WHAT YOU WILL DO -> Reply with one number: the count of lines in the records below that hold "Divergent".

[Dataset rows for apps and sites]

--- START ---

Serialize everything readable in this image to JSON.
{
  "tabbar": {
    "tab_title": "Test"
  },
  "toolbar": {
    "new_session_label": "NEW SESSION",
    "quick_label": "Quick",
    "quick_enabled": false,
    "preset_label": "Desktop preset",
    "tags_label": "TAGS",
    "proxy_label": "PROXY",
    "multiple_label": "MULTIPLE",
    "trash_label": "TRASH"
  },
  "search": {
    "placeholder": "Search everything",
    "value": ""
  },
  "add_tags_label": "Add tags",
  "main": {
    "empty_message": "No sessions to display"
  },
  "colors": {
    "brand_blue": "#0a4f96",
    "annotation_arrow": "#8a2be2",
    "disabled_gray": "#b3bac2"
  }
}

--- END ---
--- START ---

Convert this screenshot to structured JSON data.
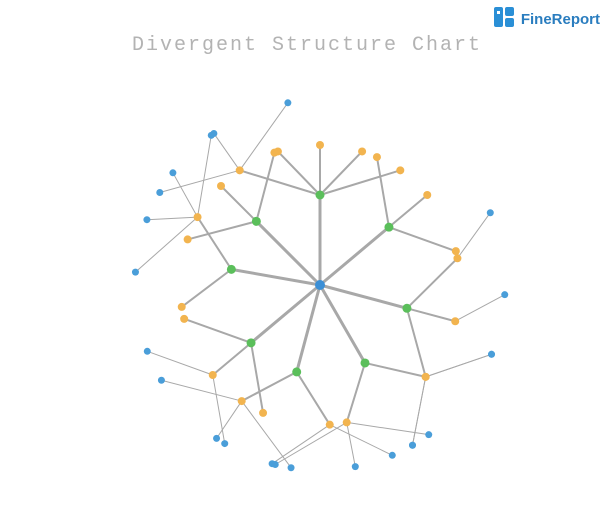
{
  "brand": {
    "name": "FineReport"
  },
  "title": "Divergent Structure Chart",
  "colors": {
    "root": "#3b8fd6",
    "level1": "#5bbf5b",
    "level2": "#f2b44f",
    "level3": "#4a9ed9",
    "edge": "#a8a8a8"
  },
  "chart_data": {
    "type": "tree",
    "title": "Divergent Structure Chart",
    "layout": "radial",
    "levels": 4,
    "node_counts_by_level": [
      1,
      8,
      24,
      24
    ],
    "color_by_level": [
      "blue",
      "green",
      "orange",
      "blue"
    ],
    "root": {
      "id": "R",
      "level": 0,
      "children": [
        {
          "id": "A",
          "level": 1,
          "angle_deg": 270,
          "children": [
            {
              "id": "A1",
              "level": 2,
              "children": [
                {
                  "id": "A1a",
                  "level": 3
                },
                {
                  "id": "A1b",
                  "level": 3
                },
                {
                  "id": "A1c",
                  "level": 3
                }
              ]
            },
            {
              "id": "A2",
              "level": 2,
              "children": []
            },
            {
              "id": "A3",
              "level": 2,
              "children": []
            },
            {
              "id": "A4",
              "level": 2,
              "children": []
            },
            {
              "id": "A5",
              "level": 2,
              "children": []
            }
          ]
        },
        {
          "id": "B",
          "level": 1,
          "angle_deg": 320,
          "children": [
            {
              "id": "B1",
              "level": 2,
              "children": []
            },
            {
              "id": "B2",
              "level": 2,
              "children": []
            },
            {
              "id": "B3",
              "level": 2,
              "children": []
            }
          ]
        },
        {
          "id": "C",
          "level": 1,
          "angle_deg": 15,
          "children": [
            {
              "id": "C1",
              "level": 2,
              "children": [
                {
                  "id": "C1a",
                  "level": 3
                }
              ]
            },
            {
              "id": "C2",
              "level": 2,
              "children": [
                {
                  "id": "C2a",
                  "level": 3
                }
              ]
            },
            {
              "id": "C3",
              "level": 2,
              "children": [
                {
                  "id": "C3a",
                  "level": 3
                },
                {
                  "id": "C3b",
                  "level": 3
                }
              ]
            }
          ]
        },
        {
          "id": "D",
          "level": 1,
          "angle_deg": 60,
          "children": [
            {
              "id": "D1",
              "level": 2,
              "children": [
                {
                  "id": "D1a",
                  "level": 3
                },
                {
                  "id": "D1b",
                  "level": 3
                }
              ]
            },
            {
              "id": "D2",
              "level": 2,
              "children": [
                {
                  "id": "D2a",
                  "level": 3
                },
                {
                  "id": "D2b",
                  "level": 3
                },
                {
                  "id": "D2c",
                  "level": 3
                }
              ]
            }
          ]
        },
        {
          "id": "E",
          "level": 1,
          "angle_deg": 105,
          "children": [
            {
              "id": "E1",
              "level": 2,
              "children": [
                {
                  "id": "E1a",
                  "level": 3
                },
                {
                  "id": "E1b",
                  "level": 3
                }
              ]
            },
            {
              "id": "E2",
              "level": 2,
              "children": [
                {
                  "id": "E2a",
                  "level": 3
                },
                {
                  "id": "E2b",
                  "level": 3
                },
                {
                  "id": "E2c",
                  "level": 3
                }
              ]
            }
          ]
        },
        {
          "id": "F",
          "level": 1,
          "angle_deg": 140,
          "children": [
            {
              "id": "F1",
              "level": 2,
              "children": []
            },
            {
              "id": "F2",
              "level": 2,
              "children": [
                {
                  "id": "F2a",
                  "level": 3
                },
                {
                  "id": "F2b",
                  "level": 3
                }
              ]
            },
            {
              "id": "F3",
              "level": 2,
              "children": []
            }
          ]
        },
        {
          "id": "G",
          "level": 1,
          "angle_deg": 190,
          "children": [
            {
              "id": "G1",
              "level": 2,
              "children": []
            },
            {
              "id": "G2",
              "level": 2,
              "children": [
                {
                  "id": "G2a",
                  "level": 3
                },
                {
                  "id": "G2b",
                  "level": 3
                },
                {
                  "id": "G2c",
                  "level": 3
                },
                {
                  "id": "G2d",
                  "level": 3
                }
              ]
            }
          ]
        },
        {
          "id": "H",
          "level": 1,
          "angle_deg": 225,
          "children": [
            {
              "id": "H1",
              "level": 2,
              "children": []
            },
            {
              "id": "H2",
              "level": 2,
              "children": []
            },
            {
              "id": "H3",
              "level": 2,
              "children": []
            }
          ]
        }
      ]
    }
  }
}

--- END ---

WRITTEN SOLUTION -> 2